Whereas the late 20th century saw a wave of efforts to “downzone” urban neighborhoods, limiting the possibility of change and redevelopment, today the momentum is firmly on the side of upzoning advocates. And the fire fueling this trend is unquestionably a widespread sense of alarm about the high cost of housing.
Most Americans have never lived in a time when “the inner city” wasn’t a locus of poverty, physical blight, and social disintegration. Yet many of us fail to grasp the extent to which public policy had its thumb on the scale from the start in creating those conditions.
Our systems of planning and permitting too often give large developers an unfair advantage over local builders. And one little-discussed planning concept does a lot to explain why.
Mid-size regions like Kansas City don’t have the affordability struggles of, say, a fast-growing Denver or Seattle: they have their own unique challenges instead. Here’s how the “natural” affordability of homes in these places can be turned into an opportunity for an urban renaissance.
If a local resident or business owner with a high school diploma can’t sit down and figure out what she can and cannot do with her property in less than an hour, the zoning regime is exclusionary. Here are five guidelines for making it more accessible to laypeople.
Professional planners are trained to yearn for tighter urban design controls, as if cities without comprehensive, top-down planning would devolve into chaos and disorder. In reality, cities evolve according to mechanisms that allow us to gradually discover optimal urban design across time.
Historically, a decentralized, trial-and-error process was how cities “discovered” which urban design features worked best for their own circumstances. Let’s look at the evolution of front setbacks in New York to understand how this works.
Most cities’ zoning and development regulations obsess over things that are easy to measure, like building height and density, at the expense of the things that actually determine whether we’re building quality places.
Why is your city dotted with vacant lots? Probably because it’s functionally illegal to build on them.

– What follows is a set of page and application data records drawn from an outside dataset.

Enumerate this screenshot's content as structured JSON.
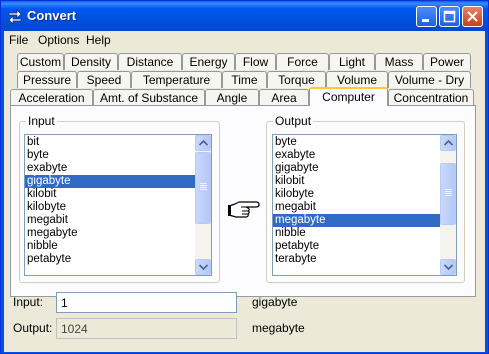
{
  "window": {
    "title": "Convert"
  },
  "menu": [
    "File",
    "Options",
    "Help"
  ],
  "tabs": {
    "row1": [
      "Custom",
      "Density",
      "Distance",
      "Energy",
      "Flow",
      "Force",
      "Light",
      "Mass",
      "Power"
    ],
    "row2": [
      "Pressure",
      "Speed",
      "Temperature",
      "Time",
      "Torque",
      "Volume",
      "Volume - Dry"
    ],
    "row3": [
      "Acceleration",
      "Amt. of Substance",
      "Angle",
      "Area",
      "Computer",
      "Concentration"
    ],
    "active": "Computer"
  },
  "input_group": {
    "label": "Input",
    "items": [
      "bit",
      "byte",
      "exabyte",
      "gigabyte",
      "kilobit",
      "kilobyte",
      "megabit",
      "megabyte",
      "nibble",
      "petabyte"
    ],
    "selected": "gigabyte"
  },
  "output_group": {
    "label": "Output",
    "items": [
      "byte",
      "exabyte",
      "gigabyte",
      "kilobit",
      "kilobyte",
      "megabit",
      "megabyte",
      "nibble",
      "petabyte",
      "terabyte"
    ],
    "selected": "megabyte"
  },
  "fields": {
    "input_label": "Input:",
    "input_value": "1",
    "input_unit": "gigabyte",
    "output_label": "Output:",
    "output_value": "1024",
    "output_unit": "megabyte"
  },
  "icons": {
    "pointer": "pointing-hand-icon"
  }
}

These 5 steps will help you test the development potential in your town.
"A History of Zoning" (3-part series)
At Strong Towns, we talk a lot about zoning. Most people have a vague idea what it is, but where did it come from? Why do we do it? In this three-part series we examine the history of zoning, its growth throughout the last century, and its implications for building strong towns today.

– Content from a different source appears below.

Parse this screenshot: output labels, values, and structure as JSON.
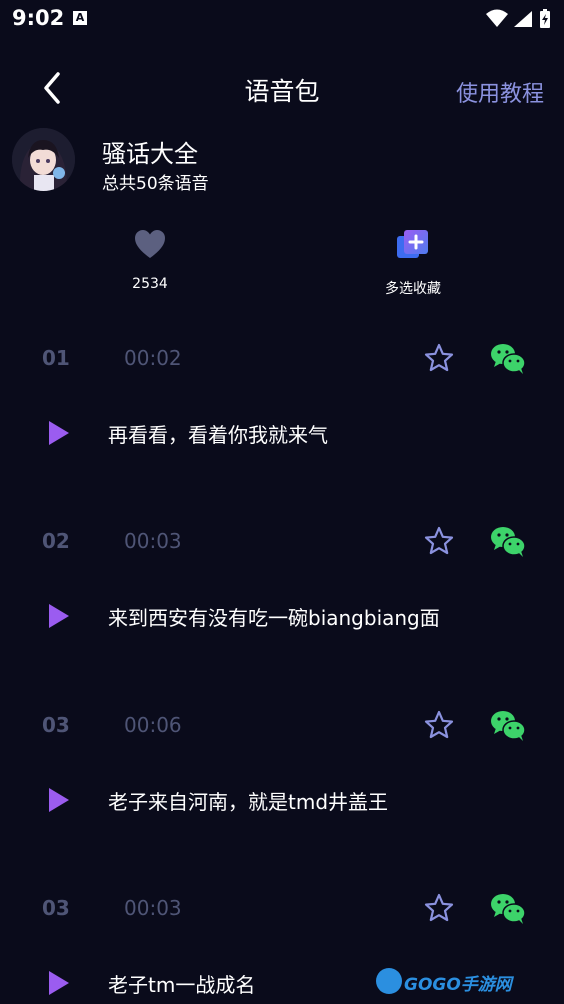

Cities are complex…which means that our regulations shouldn’t be.
In this series, Strong Towns member and contributor Alexander Dukes proposes a design concept for redeveloping a neighborhood in his college town of Auburn, Alabama. We hope it serves as valuable inspiration when thinking about design options for your own neighborhood.
Chuck Marohn talks with Nolan Gray about his new book, in which he shows why zoning reform is necessary for building stronger towns and cities.